You can see the results on my last performance of Take It on the Run.

I purchased the AmpKit LiNK adapter ($29.99 from Amazon) that allows me to plug my guitar directly into my iPad and connect a headphone or external amplifier to monitor the output. I like to stand my iPad up in the dock connector and use the dock’s audio out to run to my amp or headphones. It’s a sweet setup that makes me much more efficient while practicing and recording.

They are supposedly coming out with a universal app that’s built for iPad in addition to the iPhone, and I can’t wait to see how they use the additional screen real-estate. The iPhone version looks a bit pixellated and cramped on the iPad. I hope they also consider adding the ability to share set-ups between users and moving pedals and amps between different installations of the program (ie, on my iPhone).

Note: There are two versions of the program, the free version (AmpKit) and the paid version (AmpKit+ for $19.99) — they are exactly the same except that the paid version is bundled with a good collection of amps and pedals, while the free version has only a couple. Both allow in-app purchases to add to your collection. Note that if you purchase an amp or effect in the free version it does not transfer over to AmpKit+. (I was able to get a refund from Apple, but it’s still kind of a hassle).

Solo #6 Boston More Than a Feeling 2:27 – 3:02

Listen to the song here.

Boston’s 1976 debut album was already 4 years old when I first heard it as a high-school freshman. It was an album built for a turntable, with the epic “Foreplay/Long Time” capping off the first side. I was already a big fan of other arena-rock icons like Styx, Journey and Foreigner, but Boston had a sound that was unique and mesmerizing. No other song typifies that sound better than More Than a Feeling.

The main reason for that unique sound was guitarist Tom Sholz, who pulled an amazing tone out of his 1957 Gibson Goldtop and the “Rockman” preamps and equalizers that he invented. The signature “Boston” sound is maddeningly hard to recreate, especially in the solos, where Tom layered harmony leads over the main lead to give the guitar a full, rich sound that is literally impossible to create with one guitar.

I’m going to go ahead and learn the harmony parts and play and record the solo twice to try to match the sound as close as possible. The vibrato during the bends is going to be the hardest for me, but that’s a technique that I need to master for some of the more challenging solos that are coming up.

I find it interesting and ironic that “More Than a Feeling” has become self-referential.

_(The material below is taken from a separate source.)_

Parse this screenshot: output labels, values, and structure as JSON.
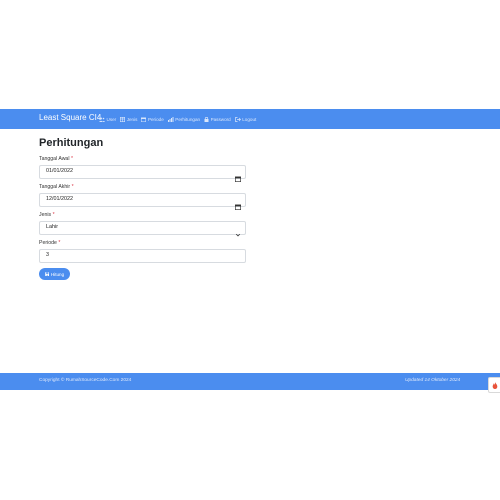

It has become that “old song they used to play” that makes me nostalgic and instantly brings me back to my teenage years. It’s songs like this that planted the seed in me to become a guitarist, and playing the solo is going to be like living out a fantasy. I sincerely hope to do it justice.


Instructional Video:,7149,1.html

Harmony lesson:


More tabs:

Backing Track:


The original music video. I firmly believe Boston’s drummer Sib Hashian was the inspiration for “Animal” from the Muppets.

Rare video of Boston performing “More Than a Feeling” live in 1979:

A demonstration of the “Rockman” sound:

Performance: Take It on the Run

Gary Richrath, REO’s lead guitarist, is the king of string bending. The hardest part for me in this solo was getting the bends to the proper pitch, plus the very difficult 2 step bend at the very end of the solo, which was necessary because my guitar only has 22 frets, and Gary’s has 24.

I’ve very pleased with the pace that I’m learning these solos. It’s a side-effect of practicing every day — it’s accelerating for each solo, even though they are getting more difficult. Originally, when I planned this project, I gave myself an average of 1 month per solo, which would have taken me a little over 2 years for the whole project. I think it’s going to go faster, and that’s exciting to me.